Once again, we’ve been asking you to tell us why you are marching in this year’s March for Choice, the first march after we voted to repeal the 8th Amendment. Thanks to all who have sent us your thoughts. In this post, Michael, a member of Inishowen Abortion Rights Campaign in Co. Donegal, tells us why he is marching for reproductive rights for the very first time.
If you would like to tell us why you’re marching this year, please email [email protected]
I will be a first-time marcher at the 7th Annual March for Choice. This is why I’m marching beside those who helped achieve Repeal in Ireland.
I am marching for my mother, who developed high blood pressure during her pregnancy with me. Complications caused by narrow arteries took her life in 2015. We know all the women in our daily lives – neighbours, colleagues, friends. I am marching for women who struggle with health conditions, underneath what they present to us. Pregnancy can be fraught with risks and unconsidered dangers. To deny this reality, is to deny women honesty and openness in our abortion discussion. I am marching for a free, safe, honest health service.
I am marching for those who experience grief. The Eighth denied families a natural grieving process. In cases of fatal fetal conditions, family grief was hushed up, pushed inward, exported. To ask families to grieve in such a way for so long, was not normal in society. It was abhorrent. On May 25th, we stood up as a country in recognition of this. We continue to recognise this, by marching for all affected families on September 29th.
I am marching for my sister, my friends and cousins who all have a right to safety in healthcare. Every GP visit and hospital checkup should provide an environment of complete safety. I am marching for dignity, to see a future where abortion is free from stigma, shame and moralistic badgering at hospital doors. A society where reproductive rights are free and legal.
I am marching for myself. Someone who used to be a spectator, watching from the sidelines, never getting involved. For months I was held back by family and told: ‘No. Stay in and keep silent. This issue is too contentious.’ I march because I will not stay silent any longer. Marching is cathartic and empowering. There is nothing wrong in standing up to be counted, in loudly sharing my voice with a chorus for Choice.
I am marching against false promises. Unfortunately, we have a history in this country of governments reneging on commitments, back-pedaling on pledges. I am marching to ensure there will be no government walk backs of proposed legislation.
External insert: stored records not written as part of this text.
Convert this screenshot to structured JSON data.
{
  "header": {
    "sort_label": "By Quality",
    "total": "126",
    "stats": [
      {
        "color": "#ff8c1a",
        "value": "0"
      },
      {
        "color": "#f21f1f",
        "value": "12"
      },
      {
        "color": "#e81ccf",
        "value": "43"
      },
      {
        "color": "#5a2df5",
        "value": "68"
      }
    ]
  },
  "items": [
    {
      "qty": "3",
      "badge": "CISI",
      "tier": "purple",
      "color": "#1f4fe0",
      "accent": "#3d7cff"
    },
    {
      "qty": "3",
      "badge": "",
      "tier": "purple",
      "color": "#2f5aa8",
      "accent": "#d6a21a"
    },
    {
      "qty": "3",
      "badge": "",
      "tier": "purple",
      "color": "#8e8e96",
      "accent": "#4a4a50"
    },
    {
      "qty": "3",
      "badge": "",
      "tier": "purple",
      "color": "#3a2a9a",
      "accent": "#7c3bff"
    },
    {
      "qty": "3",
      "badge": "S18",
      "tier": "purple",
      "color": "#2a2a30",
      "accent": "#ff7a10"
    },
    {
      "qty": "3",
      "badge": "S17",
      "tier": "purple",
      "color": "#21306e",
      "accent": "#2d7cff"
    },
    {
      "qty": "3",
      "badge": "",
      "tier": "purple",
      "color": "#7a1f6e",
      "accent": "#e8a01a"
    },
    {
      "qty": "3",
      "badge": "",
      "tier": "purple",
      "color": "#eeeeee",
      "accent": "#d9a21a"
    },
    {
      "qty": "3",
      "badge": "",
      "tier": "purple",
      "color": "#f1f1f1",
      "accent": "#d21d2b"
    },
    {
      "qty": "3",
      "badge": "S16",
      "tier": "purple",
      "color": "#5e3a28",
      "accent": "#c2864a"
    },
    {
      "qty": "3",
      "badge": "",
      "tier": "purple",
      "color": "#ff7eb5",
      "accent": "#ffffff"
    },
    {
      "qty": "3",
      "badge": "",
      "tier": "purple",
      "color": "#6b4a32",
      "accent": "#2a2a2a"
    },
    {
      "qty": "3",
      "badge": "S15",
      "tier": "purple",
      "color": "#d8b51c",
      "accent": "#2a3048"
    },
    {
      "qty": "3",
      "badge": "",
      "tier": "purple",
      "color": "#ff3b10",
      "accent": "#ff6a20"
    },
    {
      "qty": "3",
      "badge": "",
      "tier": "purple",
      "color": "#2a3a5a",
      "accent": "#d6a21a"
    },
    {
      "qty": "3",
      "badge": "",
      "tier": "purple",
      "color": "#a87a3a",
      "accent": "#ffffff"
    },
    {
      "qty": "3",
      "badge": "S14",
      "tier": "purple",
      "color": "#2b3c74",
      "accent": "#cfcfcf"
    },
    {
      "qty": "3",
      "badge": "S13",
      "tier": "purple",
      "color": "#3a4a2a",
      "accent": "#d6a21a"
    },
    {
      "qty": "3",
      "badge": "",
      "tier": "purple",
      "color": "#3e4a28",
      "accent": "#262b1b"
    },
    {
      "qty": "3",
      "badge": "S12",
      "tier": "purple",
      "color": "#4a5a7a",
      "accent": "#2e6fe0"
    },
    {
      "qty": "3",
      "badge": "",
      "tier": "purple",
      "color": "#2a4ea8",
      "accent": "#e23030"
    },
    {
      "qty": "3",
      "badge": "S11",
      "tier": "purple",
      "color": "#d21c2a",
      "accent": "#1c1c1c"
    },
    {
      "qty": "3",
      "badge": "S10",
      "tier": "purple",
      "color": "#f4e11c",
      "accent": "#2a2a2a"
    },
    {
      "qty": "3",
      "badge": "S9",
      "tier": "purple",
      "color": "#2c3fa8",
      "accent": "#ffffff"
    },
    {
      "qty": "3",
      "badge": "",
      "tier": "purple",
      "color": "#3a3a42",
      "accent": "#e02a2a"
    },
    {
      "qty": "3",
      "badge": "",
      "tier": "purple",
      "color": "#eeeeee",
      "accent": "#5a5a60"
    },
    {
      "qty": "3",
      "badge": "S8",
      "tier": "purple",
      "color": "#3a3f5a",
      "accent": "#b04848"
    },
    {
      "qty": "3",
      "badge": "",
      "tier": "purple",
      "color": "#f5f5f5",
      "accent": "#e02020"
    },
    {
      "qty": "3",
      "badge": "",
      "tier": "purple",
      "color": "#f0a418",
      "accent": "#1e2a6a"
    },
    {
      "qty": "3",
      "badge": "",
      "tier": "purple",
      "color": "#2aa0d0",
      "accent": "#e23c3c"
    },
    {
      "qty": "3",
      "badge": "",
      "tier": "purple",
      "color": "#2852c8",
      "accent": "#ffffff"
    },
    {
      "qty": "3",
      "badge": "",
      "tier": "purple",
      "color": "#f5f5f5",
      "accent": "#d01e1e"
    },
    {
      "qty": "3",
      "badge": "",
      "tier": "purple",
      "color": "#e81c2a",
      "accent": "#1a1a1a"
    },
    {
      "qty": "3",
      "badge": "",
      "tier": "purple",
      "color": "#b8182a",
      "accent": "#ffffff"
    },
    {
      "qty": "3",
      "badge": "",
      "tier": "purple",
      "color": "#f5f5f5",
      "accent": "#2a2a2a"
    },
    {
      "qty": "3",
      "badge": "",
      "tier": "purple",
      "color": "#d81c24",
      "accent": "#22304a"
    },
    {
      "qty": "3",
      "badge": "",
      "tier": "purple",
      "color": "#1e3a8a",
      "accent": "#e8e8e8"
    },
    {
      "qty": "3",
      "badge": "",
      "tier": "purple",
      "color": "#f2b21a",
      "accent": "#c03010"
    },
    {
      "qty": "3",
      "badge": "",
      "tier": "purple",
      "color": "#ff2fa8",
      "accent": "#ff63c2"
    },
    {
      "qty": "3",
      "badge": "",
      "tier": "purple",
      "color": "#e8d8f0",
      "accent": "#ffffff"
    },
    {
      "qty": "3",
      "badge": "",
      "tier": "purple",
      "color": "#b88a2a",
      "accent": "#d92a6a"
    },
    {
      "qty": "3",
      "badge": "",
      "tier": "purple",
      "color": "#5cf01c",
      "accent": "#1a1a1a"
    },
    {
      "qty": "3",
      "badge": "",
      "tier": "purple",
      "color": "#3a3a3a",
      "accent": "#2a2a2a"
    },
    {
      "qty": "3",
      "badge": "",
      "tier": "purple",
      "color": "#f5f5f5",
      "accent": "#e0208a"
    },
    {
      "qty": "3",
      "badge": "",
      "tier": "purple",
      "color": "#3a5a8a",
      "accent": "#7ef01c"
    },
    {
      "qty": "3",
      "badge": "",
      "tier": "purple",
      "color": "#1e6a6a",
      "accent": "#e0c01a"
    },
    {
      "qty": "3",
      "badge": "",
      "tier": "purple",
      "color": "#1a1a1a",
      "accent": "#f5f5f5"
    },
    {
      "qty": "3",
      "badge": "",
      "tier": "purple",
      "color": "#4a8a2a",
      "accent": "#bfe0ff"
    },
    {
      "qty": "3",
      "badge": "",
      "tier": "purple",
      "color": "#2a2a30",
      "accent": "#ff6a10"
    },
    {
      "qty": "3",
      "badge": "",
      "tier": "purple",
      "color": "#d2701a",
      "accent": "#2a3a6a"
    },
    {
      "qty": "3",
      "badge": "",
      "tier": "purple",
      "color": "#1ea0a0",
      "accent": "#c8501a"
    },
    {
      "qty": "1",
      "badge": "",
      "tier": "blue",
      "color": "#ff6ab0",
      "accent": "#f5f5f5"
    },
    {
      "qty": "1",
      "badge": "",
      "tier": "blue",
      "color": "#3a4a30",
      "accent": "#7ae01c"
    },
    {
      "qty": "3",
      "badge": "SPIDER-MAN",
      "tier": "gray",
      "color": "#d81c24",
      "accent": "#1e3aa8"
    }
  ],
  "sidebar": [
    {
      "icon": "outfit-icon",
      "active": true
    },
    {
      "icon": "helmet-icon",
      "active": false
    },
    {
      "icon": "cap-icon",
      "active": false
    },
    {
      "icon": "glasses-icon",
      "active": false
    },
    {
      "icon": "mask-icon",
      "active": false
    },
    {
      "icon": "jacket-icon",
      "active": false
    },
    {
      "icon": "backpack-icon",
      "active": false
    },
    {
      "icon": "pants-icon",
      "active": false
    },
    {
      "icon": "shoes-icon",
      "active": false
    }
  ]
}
I am marching against complacency. It would be very easy to slip, to rest on laurels, to say that repeal is won. It would be rash to lose momentum now. The journey to free, safe, legal abortion is only beginning. Repeal was the first step along the path ahead, I fiercely want to be a part of the ongoing fight.